A recent study published in the Journal of the American Planning Association by researchers from Cornell University and Florida State University found that the average municipality in Florida could see sea level rise-driven flooding potentially impact the value, and therefore, the collection of taxes, for almost half of its properties. That could put those municipalities at risk of losing about 45% of its property taxes and 29% of municipal revenues by the end of the century. That number rises sharply for municipalities in more at-risk areas like South Florida, where some spots could see up to 90% of their property taxes at risk. That could force more tax hikes to compensate.
Linda Shi, an assistant professor in the department of city and regional planning at Cornell and co-author of the study, called this a “Catch-22” for Florida’s coastal communities.
“Many of these places are highly reliant on these sources of revenue, and they’re reliant on these sources of revenue to fund the adaptations they’re doing,” she said.
Florida governments also rely heavily on charges for things like parking and marinas, as well as fees on developers. Those weren’t included in the paper’s analysis, which Shi called a “back of the envelope estimate” based on 2012 census data.
“If half of your city is standing in water, you’re also not going to be able to get money for those things,” she said. “If we say the city could lose 50% of its revenue to the impacts of sea level rise… Its actual fiscal impacts are going to be much bigger.”
Hagg said the county is acutely aware of the risk of falling property values due to flooding, but it hasn’t seen it happen yet, even in neighborhoods that flood for 90 days of the year.
“That’s the whole point of our resilience program, to maintain access to homes. But the main goal is to maintain our property values,” she said.
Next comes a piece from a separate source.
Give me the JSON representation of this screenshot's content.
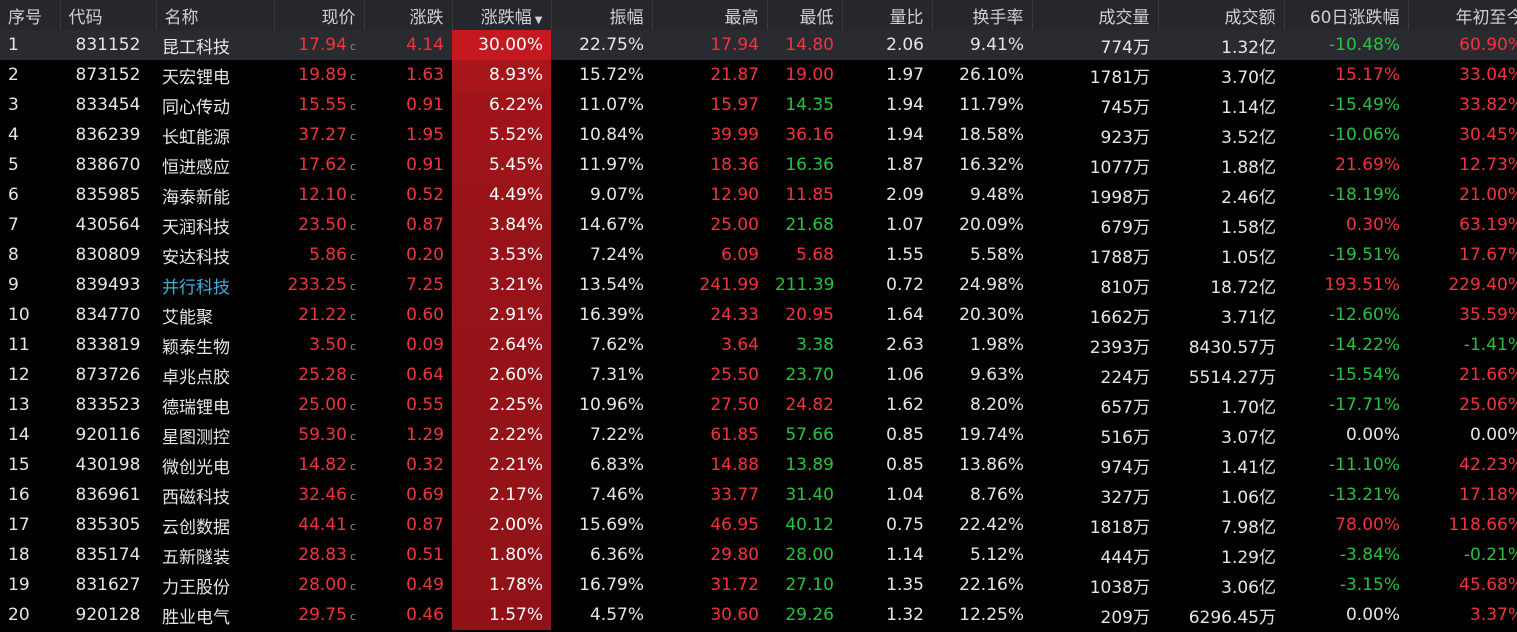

It’s a similar story in Miami Beach, another island community with billions of real estate facing sea level rise-driven inundation. Studies consistently single out Miami Beach as one of the U.S. communities first in line to see a potential property value drop off as flooding becomes more common, but Amy Knowles, the city’s chief resilience officer, said the city has done a lot to prepare for the risk.
The city has sunk tens of millions into raising roads and improving drainage in neighborhoods like Sunset Harbour, West Avenue and Palm and Hibiscus Islands. The projects have been controversial with some residents, but Knowles said a city-funded study also found that they improved property values in neighborhoods near the fixes.
“Our focus on resilience projects and investments is because we understand that connection between property value and sea level rise. It really spurs us to invest and to do this work,” she said.
And while the city isn’t seeking a dedicated funding source for resilience money like Monroe, Knowles said Miami Beach’s budget is less reliant on property taxes than other, smaller coastal Florida spots. The city has strong reserves, a booming tourism economy and plenty of residents that don’t live here full-time, so their homes can be taxed at a higher rate than homesteaded properties, she said.
“We are highly vulnerable but highly valuable and we know we have to invest,” she said. “We’re constantly going to be incrementally adapting to this challenge.”